Shaun’s mission is also to integrate the school into the business world, not only encouraging firms to use the school’s facilities, such as the board room, but by being involved in the process of turning out students fit for the world of work.

“Employers want a more rounded individual,” he says.

“We are trying to create a basis of more independent learning where students take a lot more ownership of their own actions and learning.”

The grammar school is also pushing the frontiers in terms of what has traditionally been offered to students in terms of education.

It is in the third year of a Level 3 Engineering Diploma that is giving pupils what Shaun calls “a foot up the ladder” for a future career in engineering.

Students have state-of-the-art equipment and workshop space and the school has also invested in staff with strong engineering backgrounds.

Head of engineering and technology Dion Jones has worked all over the world, and has spent time in manufacturing guns for the front of frigates as well as being a plate welder, while engineering teacher Philip Ibbs worked in aircraft and racing car design.

Dion says: “I think the Level 3 Diploma is pushing the boundaries of what schools had previously been offering pupils. It’s a lot more in depth.”

Assistant headteacher Cathy Lee adds: “The course is unique in the area.

“If a student knows at age 16 they want to do engineering, this is the best course they can do to support their career plan because no one else is offering the Level 3 Diploma in Engineering and these fantastic facilities for students to get hands on.

“It’s allowing an early specialism if that’s the path they want to follow.”

Cathy explained that the school was already strong in science and maths, and engineering technology studies had been developed alongside those core subjects to give students interested in a career in engineering a competitive edge in terms of getting on to good university courses or directly into the business world through apprenticeships, a passage smoothed by the school’s links with local industry.

Cathy describes the Level 3 Diploma course as a “more holistic approach” designed to give students the opportunity to learn about the engineering world and the jobs that exist in industry.

The Diploma is a double award, equivalent to two A-levels, and alongside that students will study two other subjects, either in the conventional subjects of maths and physics if they are aiming for top universities, or students might choose to combine the engineering diploma with other subjects, such as art if they are looking for an entry into architecture.

Current students may have come up through the school, such as Tak-chi Ho, who hopes to study Mechanical Engineering at university when he finishes his diploma.

Tak-chi studied the Level 2 Diploma from Year 10 – a GCSE in engineering is also offered – and enjoyed it so much he wanted to continue to study at Level 3.

He says: “I like how the engineering diploma is targeted at developing a number of very important skills, which are invaluable for successful professional engineers.”

Other students have transferred to the school in order to take the engineering diploma, such as Kevin King, who says: “I chose this as the diploma was much more focused on industry and the processes that would be used. You are left to your own devices more and are required to motivate yourself.”
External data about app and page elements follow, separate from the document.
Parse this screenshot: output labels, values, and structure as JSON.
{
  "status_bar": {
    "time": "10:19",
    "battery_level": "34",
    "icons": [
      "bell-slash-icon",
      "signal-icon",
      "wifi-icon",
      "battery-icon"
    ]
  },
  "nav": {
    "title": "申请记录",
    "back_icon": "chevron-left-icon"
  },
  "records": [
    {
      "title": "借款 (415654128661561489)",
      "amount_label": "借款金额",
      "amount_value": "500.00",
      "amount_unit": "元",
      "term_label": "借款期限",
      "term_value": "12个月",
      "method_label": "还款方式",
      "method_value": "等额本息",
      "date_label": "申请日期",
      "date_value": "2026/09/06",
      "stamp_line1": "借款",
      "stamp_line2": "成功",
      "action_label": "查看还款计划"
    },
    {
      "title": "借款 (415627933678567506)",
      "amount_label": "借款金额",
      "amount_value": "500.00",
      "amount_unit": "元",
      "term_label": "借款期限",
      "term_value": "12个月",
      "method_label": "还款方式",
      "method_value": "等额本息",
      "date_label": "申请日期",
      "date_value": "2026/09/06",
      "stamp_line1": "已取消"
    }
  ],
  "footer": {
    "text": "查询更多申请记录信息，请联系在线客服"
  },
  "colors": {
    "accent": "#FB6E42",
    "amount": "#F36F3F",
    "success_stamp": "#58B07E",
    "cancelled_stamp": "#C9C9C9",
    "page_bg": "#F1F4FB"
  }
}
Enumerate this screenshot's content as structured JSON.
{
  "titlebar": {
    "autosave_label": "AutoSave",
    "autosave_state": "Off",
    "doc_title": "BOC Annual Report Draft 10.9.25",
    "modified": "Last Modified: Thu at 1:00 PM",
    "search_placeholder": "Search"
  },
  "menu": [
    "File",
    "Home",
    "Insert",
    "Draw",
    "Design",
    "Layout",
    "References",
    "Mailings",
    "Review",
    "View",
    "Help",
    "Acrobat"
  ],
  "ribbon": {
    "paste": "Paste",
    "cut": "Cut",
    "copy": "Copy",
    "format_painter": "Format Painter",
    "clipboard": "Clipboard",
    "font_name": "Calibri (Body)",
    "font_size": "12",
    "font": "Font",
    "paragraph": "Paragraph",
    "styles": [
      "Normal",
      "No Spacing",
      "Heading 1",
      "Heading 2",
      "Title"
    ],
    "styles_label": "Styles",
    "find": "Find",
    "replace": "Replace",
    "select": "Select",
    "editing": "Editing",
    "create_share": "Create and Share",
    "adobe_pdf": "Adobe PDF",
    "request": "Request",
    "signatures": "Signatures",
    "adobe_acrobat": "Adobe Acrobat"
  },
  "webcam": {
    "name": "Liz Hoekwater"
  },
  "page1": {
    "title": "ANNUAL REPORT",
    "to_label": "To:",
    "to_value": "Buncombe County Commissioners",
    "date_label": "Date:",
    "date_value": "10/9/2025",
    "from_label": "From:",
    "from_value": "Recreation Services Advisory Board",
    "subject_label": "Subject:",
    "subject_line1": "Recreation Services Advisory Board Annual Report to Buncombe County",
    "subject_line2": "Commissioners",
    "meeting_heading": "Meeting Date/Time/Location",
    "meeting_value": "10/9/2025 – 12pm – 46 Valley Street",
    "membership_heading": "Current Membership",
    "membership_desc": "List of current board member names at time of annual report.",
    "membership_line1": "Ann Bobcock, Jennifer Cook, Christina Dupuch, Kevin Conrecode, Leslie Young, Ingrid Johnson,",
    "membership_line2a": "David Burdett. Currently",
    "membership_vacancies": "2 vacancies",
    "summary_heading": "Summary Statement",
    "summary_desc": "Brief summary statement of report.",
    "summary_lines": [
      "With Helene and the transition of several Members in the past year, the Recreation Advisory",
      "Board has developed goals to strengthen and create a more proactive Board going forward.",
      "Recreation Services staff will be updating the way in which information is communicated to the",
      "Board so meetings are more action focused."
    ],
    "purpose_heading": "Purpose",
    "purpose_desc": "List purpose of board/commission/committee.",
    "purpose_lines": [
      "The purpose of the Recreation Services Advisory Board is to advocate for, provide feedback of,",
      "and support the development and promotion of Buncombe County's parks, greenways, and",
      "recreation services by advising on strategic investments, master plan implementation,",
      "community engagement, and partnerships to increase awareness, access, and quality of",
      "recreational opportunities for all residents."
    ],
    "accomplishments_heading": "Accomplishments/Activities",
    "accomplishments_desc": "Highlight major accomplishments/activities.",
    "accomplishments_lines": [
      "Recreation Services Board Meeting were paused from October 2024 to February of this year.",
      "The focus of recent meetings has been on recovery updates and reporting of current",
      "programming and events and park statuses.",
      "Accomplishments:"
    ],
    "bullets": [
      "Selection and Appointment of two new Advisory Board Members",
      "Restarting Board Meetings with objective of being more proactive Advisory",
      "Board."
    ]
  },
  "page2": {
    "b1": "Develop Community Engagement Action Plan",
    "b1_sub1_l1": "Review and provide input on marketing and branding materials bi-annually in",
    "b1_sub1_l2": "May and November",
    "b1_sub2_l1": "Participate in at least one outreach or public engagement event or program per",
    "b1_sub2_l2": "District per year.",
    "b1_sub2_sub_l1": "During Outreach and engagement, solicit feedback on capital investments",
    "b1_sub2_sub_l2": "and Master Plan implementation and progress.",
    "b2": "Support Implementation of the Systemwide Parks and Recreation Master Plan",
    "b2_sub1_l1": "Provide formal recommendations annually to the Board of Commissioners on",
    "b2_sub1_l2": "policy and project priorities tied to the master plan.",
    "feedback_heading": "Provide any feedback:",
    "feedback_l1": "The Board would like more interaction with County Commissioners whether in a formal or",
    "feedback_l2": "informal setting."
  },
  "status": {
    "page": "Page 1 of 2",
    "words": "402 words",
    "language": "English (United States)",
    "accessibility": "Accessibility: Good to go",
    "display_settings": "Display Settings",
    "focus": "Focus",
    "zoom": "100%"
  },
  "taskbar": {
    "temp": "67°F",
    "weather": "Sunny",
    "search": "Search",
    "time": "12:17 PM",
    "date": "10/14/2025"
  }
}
Another student to transfer because of the diploma is Connor Pickett who was impressed by the equipment available and adds: “I was interested in that because engineering is my passion.”

The school’s business manager would probably agree: Shaun is another staff member with a strong engineering background as he spent 25 years as an engineer with the Air Force.

n Find out more about the course at an open evening planned on Wednesday for Year 11 and 12 pupils (7-9pm).